Endoscopy 2008; 40(1): 50-54
DOI: 10.1055/s-2007-967044
Endoscopy essentials

© Georg Thieme Verlag KG Stuttgart · New York

Biliary ERCP

J.-M.  Dumonceau1
  • 1Division of Gastroenterology and Hepatology, Geneva University Hospitals, Geneva, Switzerland
Further Information

Publication History

Publication Date:
04 December 2007 (eFirst)

Changing utilization of ERCP

In a cohort study of > 400 000 patients who underwent endoscopic retrograde cholangiopancreatography (ERCP) in the USA between 1988 and 2002 [1], Mazen Jamal et al. showed that the overall number of ERCPs decreased by 20 % between 1996 and 1998. This sudden reduction occurred after a period of linear increase (+ 200 % in 7 years), and was followed by a stabilization. Interestingly, a steady increase in the absolute numbers of procedures was recorded over the period 1988 - 2002 for two categories of ERCP, namely ERCP with a therapeutic goal (+ 200 %) and those carried out in patients older than 40 years (+ 60 %). The most evident explanations for these variations include a wider access to technologies that compete with diagnostic ERCP, and the introduction of laparoscopic cholecystectomy with a subsequent increase in the number of cholecystectomies (extraction of common bile duct [CBD] stones was the main indication for therapeutic ERCP) [2].

This study is echoed by another nationwide US study which covered > 2500 hospitals and about 200 000 ERCPs performed between 1998 and 2001. This showed that the median number of inpatient ERCPs/year in US hospitals was 49, with only 5 % of hospitals performing > 200 ERCPs/year. Compared with low-volume centers, high-volume centers disclosed shorter hospital stays (6.9 vs. 7.8 days, respectively; P < 0.0001), and lower failure rates (4.7 vs. 6.0 % with a “dose-response” effect); however, actual rates were underestimated because failures were not specifically recorded in the database analyzed [2].

Comments

The utilization of ERCP is low with currently less than one procedure performed per week in the majority of centers, and it is expected to further decrease because, among other reasons, diagnostic procedures still accounted for 40 % of all ERCPs performed during the most recent period studied by Mazen Jamal et al. Over the same period, the complexity of ERCPs has increased. This combination of factors is potentially detrimental, and it will further intensify the challenge of training in this procedure, as has already been illustrated by a prospective audit of > 5000 ERCPs performed in the UK [3]. This showed that: (i) only 49 % of the units engaged in training had the minimum workload recommended for this activity (250 ERCPs/year); (ii) all trainees succeeded in < 80 % procedures; and (iii) even among trained endoscopists, only 77 % were successful in ≥ 80 % procedures (i. e. the minimum level expected from an adequately trained endoscopist). This study also suggested that the threshold which had been recommended for a trainee to achieve competence in ERCP (i. e. 200 supervised procedures) was no longer applicable; trainees with an experience of > 200 ERCPs before audit initiation were successful in only 66 % of procedures. Using another approach (recording consecutive procedures performed by a single operator), another study also suggested that the threshold number of procedures required to achieve competence in ERCP was higher than previously recommended [4]. The criterion of success used in this study was defined as “deep cannulation of the desired duct in patients with a native papillary anatomy.” In our area of therapeutic ERCP, this criterion is certainly better suited to define competence than those used in previous studies, which included for example deep cannulation in patients with a previous papillary sphincterotomy or simple pancreatography if this was the sole aim of the procedure. This study showed that 350 supervised procedures were required to achieve deep duct cannulation in > 80 % of cases.

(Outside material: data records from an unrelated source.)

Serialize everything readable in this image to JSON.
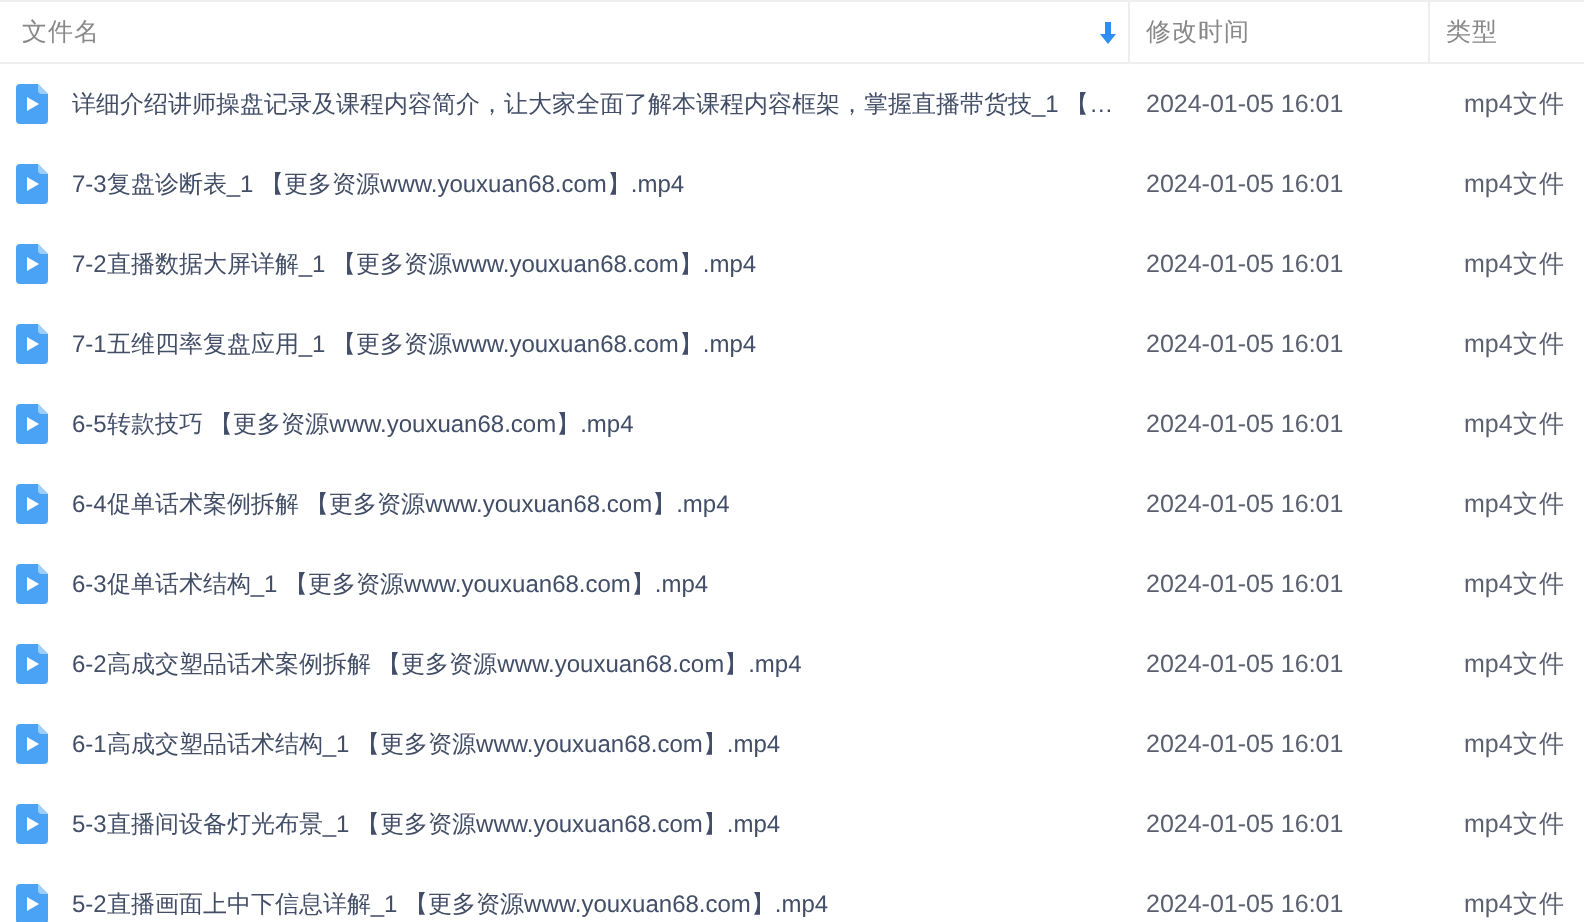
{
  "table": {
    "columns": [
      {
        "label": "文件名",
        "sorted_descending": true
      },
      {
        "label": "修改时间",
        "sorted_descending": false
      },
      {
        "label": "类型",
        "sorted_descending": false
      }
    ],
    "rows": [
      {
        "name": "详细介绍讲师操盘记录及课程内容简介，让大家全面了解本课程内容框架，掌握直播带货技_1 【…",
        "modified": "2024-01-05 16:01",
        "type": "mp4文件"
      },
      {
        "name": "7-3复盘诊断表_1 【更多资源www.youxuan68.com】.mp4",
        "modified": "2024-01-05 16:01",
        "type": "mp4文件"
      },
      {
        "name": "7-2直播数据大屏详解_1 【更多资源www.youxuan68.com】.mp4",
        "modified": "2024-01-05 16:01",
        "type": "mp4文件"
      },
      {
        "name": "7-1五维四率复盘应用_1 【更多资源www.youxuan68.com】.mp4",
        "modified": "2024-01-05 16:01",
        "type": "mp4文件"
      },
      {
        "name": "6-5转款技巧 【更多资源www.youxuan68.com】.mp4",
        "modified": "2024-01-05 16:01",
        "type": "mp4文件"
      },
      {
        "name": "6-4促单话术案例拆解 【更多资源www.youxuan68.com】.mp4",
        "modified": "2024-01-05 16:01",
        "type": "mp4文件"
      },
      {
        "name": "6-3促单话术结构_1 【更多资源www.youxuan68.com】.mp4",
        "modified": "2024-01-05 16:01",
        "type": "mp4文件"
      },
      {
        "name": "6-2高成交塑品话术案例拆解 【更多资源www.youxuan68.com】.mp4",
        "modified": "2024-01-05 16:01",
        "type": "mp4文件"
      },
      {
        "name": "6-1高成交塑品话术结构_1 【更多资源www.youxuan68.com】.mp4",
        "modified": "2024-01-05 16:01",
        "type": "mp4文件"
      },
      {
        "name": "5-3直播间设备灯光布景_1 【更多资源www.youxuan68.com】.mp4",
        "modified": "2024-01-05 16:01",
        "type": "mp4文件"
      },
      {
        "name": "5-2直播画面上中下信息详解_1 【更多资源www.youxuan68.com】.mp4",
        "modified": "2024-01-05 16:01",
        "type": "mp4文件"
      }
    ]
  }
}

It is concluded that there are too many trainees in too many low-volume centers, and that this situation is likely to worsen. Endoscopists will hopefully initiate the necessary changes to improve this situation before third-party payers or policy makers attempt to impose regulations. The range of potential changes is wide (e. g. organization of training at a regional rather than an institutional level, concentration of ERCPs in fewer centers with only a few dedicated endoscopists performing this procedure, technical improvement, and increased availability of simulators), but none of these is easy to undertake.